Just like the experience of other countries mentioned above, India now faces a similar situation in its relations vis-à-vis the US. It is true that the structural conflicts between US and China offers India the chance to gain advantages in major power politics. For many strategists in India, this might be the best time for India to practice the role of swing state between superpowers and with a balancing strategy, it can even moderate China-US difference to maintain international strategic stability. But this policy context needs to be explored further.

First of all, India-US relations have indeed improved after the election of Donald Trump. To further please Prime Minister Modi, the White House is driving and defending the use of “Indo-Pacific” phrase instead of “Asia-Pacific” since it has talked India into believing that Indo-Pacific can better highlight the rise of India. The effect is impressive and it might be the first example for rhetoric to be as effective as a policy tool. Despite all the promises and blessings in the phase, there is no concrete foundation to implement it. Prime Minister Modi is happy to invest heavily in their newly found romance. But it seems that India’s booming relations with the US is at the cost of its relations with China, at a time when it decides to take more aggressive stands against China on a handful of bilateral issues.

Since 2016, areas of confrontation between India and China are expanding, with the Doklam standoff becoming one of the most intense conflicts both have witnessed in decades. Unfortunately, the Doklam standoff shows that India-China relations can be damaged to the extent that India would swing to the U.S. side permanently and might not be able to swing back to China again.

The aggressiveness that was on display in the standoff by both countries demonstrates that neither side can afford to back down. As a result, there’s a predilection in decision-makers of both countries towards strong confrontational sentiments. Another consequence remaining unnoticed is the loss of strategic flexibility. That is to say, it reduces the room to seek amicable resolutions on a series of issues through negotiation in future.

With all exchanges of beautiful words between the two leaders, Prime Minister Modi is worried by President Trump’s recent moves in eliminating trade deficit against almost the entire world, since India is among the top 10 countries of American trade deficit. For the Trump administration, Prime Minister Modi’s heavy investment in wooing American support does not form a sufficient excuse for being given an exception. To the Indian government, the Trump administration is forcing India to soften its stands on bilateral trade, but one of the exact favors Mr. Modi expects is to make sure India benefit more from its trade with US. It seems as though the Trump administration first offered a ladder to Prime Minister Modi to climb to the top and confront China and is now taking the ladder away all by itself.

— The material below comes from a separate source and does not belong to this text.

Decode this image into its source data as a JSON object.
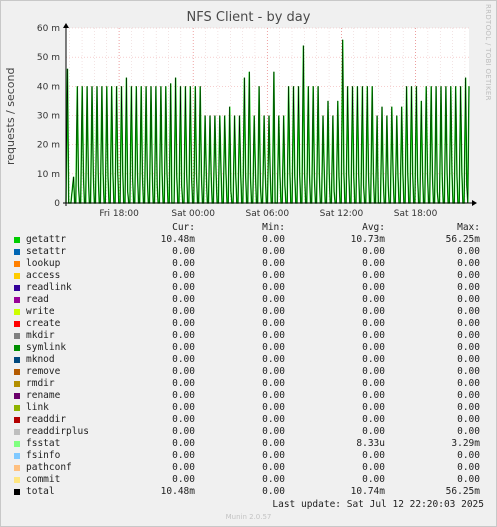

It might not always be correct when we say Trump’s diplomacy is notoriously known for being unpredictable: One thing we can predict is that all his polices lead to the America First doctrine. With a constantly changing Trump administration, India and China may realize that they don’t have to base their relations on America’s foreign policy and thus passively receive its due done by the so-called American foreign policy flexibility. When the US gets more flexibility, others are left with less.

The cost to undo the harm done by the successive confrontations in last year or two might be high but the situation has made the policy change necessary. It is delightful to see that Prime Minister Modi and his government now sees the necessity of course correction. His move of sending positive signals before his trip to China this June (on account of Shanghai Cooperation Organisation) is a good start. President Xi has responded positively with a phone call between leaders. Now is the time to start over again and say: “hello, India”, “hello, China”.

About the author

Xie Chao

Xie Chao is an Assistant Research Fellow of the Institute for International and Area Studies, Tsinghua University, Beijing.